The lobbying group has sought sway at the United Nations to make it easier to sell American guns overseas and has on more than one occasion guided gun-rights groups in Brazil, Canada, Australia and elsewhere. It advised gun activists in Russia, entanglements that in recent years made the NRA vulnerable to allegations it allowed alleged Russian operatives to use the organization to influence American politics.
While American gun rights are enshrined in the U.S. Constitution — something that doesn't translate to most countries around the world — the group's track record of aggressively shaping the debate has nevertheless turned it into the go-to group for other gun-rights activists outside the U.S.
There are several reasons why the NRA doesn't confine itself to the U.S.
For many 'Thrones' fans, season 8 is just the first ending
LOS ANGELES (AP) — Devoted "Game of Thrones" fans who've watched and re-watched all 73 episodes of the HBO series, and read and reread all 4,000 pages of the books by George R.R. Martin, will at long last get the ending they've craved with the series' eighth and final season that starts Sunday.
But will it be the "real" ending?
The plotlines of the show have long since shot past what's in Martin's books, whose own finale may be many years away. While the endings will likely be similar, Martin, the master of this universe, could take a very different path to get there, making the coming end of the HBO show with its showdown between the humans of Westeros and the invading White Walkers possibly just a preview.

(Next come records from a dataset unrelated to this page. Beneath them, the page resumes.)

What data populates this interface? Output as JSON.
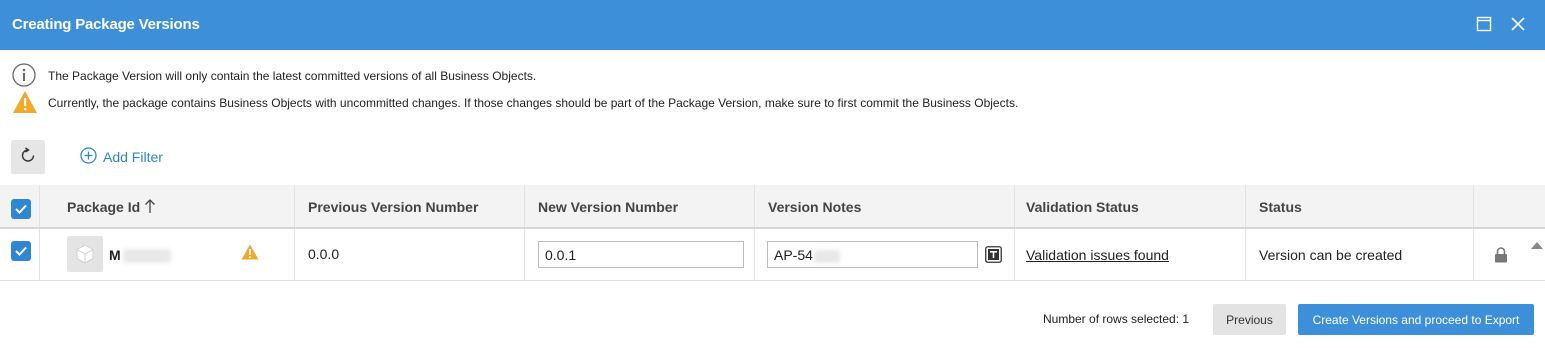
{
  "window": {
    "title": "Creating Package Versions",
    "maximize_icon": "maximize-icon",
    "close_icon": "close-icon"
  },
  "notices": [
    {
      "icon": "info-icon",
      "text": "The Package Version will only contain the latest committed versions of all Business Objects."
    },
    {
      "icon": "warning-icon",
      "text": "Currently, the package contains Business Objects with uncommitted changes. If those changes should be part of the Package Version, make sure to first commit the Business Objects."
    }
  ],
  "toolbar": {
    "refresh_icon": "refresh-icon",
    "add_filter_label": "Add Filter"
  },
  "table": {
    "columns": [
      {
        "label": "Package Id",
        "sort": "ascending"
      },
      {
        "label": "Previous Version Number"
      },
      {
        "label": "New Version Number"
      },
      {
        "label": "Version Notes"
      },
      {
        "label": "Validation Status"
      },
      {
        "label": "Status"
      }
    ],
    "rows": [
      {
        "selected": true,
        "package_id": "M",
        "has_warning": true,
        "previous_version": "0.0.0",
        "new_version": "0.0.1",
        "version_notes": "AP-54",
        "validation_status": "Validation issues found",
        "status": "Version can be created",
        "locked": true
      }
    ]
  },
  "footer": {
    "rows_selected": "Number of rows selected: 1",
    "previous_label": "Previous",
    "primary_label": "Create Versions and proceed to Export"
  },
  "colors": {
    "accent": "#3d8fd9",
    "warning": "#f0a92b"
  }
}
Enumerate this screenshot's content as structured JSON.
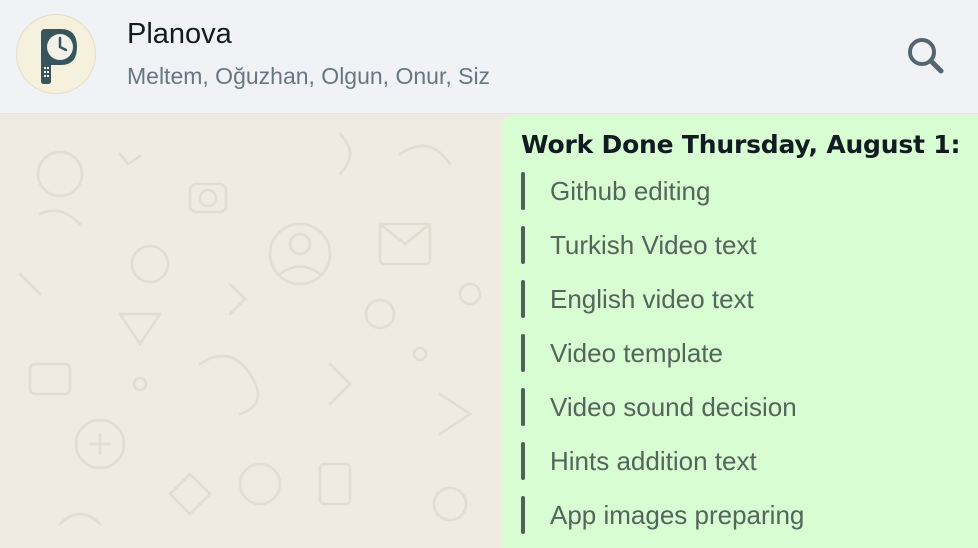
{
  "header": {
    "title": "Planova",
    "members": "Meltem, Oğuzhan, Olgun, Onur, Siz",
    "avatar_icon": "planova-logo-icon",
    "search_icon": "search-icon"
  },
  "message": {
    "title": "Work Done Thursday, August 1:",
    "items": [
      "Github editing",
      "Turkish Video text",
      "English video text",
      "Video template",
      "Video sound decision",
      "Hints addition text",
      "App images preparing"
    ]
  },
  "colors": {
    "header_bg": "#f0f2f5",
    "chat_bg": "#efeae2",
    "bubble_bg": "#d9fdd3",
    "quote_bar": "#52605a",
    "secondary_text": "#667781"
  }
}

For some it all just means twice the fun.
"It doesn't bother me. I don't think they need to be one and the same," said Adonis Voulgaris, a fan of both formats who lives in San Francisco. "For me, it just means more content I get to immerse myself in."